“Despite constant counsel from GOP advisors and insiders to adopt a more decorous public persona, Trump continues to lash out at critics, to insist complex problems can be solved with little effort and to depict an America that’s been ‘ripped off by every single country in the world,’ as he said in this week’s debate,” they said, referencing Monday’s contest at Hofstra University in Hempstead, N.Y.

“Terrible leaders can knock nations off course,” the editors added. "Venezuela is falling apart because of the obstinance [sic] and delusions of [former Venezuelan leader] Hugo Chavez and his successor. 

"Argentina is finally coming apart out of the chaos created by [former Argentine leader] Cristina Kirchner and several of her predecessors.
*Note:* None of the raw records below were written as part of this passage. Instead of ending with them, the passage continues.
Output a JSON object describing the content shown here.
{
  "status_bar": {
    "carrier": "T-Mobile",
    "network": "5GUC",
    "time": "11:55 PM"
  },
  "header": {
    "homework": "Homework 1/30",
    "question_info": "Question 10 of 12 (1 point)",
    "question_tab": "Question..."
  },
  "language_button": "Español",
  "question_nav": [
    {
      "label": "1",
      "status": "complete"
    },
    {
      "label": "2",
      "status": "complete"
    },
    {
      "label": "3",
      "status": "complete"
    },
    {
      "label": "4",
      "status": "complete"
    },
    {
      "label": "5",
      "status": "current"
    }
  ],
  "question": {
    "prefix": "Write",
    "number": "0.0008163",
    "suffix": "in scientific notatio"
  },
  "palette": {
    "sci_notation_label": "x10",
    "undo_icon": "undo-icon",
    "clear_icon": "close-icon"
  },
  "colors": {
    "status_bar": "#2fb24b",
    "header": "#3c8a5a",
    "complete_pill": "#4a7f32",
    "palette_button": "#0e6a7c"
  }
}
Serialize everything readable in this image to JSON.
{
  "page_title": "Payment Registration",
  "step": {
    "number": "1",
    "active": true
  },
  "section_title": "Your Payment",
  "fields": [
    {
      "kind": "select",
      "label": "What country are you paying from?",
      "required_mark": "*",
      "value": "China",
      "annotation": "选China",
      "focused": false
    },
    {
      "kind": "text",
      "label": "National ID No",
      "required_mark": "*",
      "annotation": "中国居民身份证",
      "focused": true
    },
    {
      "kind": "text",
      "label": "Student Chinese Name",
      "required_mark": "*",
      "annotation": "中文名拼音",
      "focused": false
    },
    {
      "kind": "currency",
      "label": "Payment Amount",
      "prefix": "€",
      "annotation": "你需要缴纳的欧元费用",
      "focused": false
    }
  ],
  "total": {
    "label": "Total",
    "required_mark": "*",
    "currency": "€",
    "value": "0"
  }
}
Trump could be our Chavez, our Kirchner. We cannot take that risk.”

The Union-Tribune said despite Clinton's flaws, she is far preferable to Trump.

“We understand the lack of enthusiasm for her candidacy, the anger over her private email server, family foundation, and income from Wall Street speeches, and the questions about how America fared in foreign affairs when she was secretary of State,” the editors said.

“But despite Trump’s insistence otherwise, she has the better temperament to be president — and the experience, background and relationships with world leaders that we need in a president.”

The race for the White House remains tight following Clinton and Trump’s first of three presidential debates earlier this week.

Clinton leads Trump by about 3 points, according to the latest RealClearPolitics average of national polls.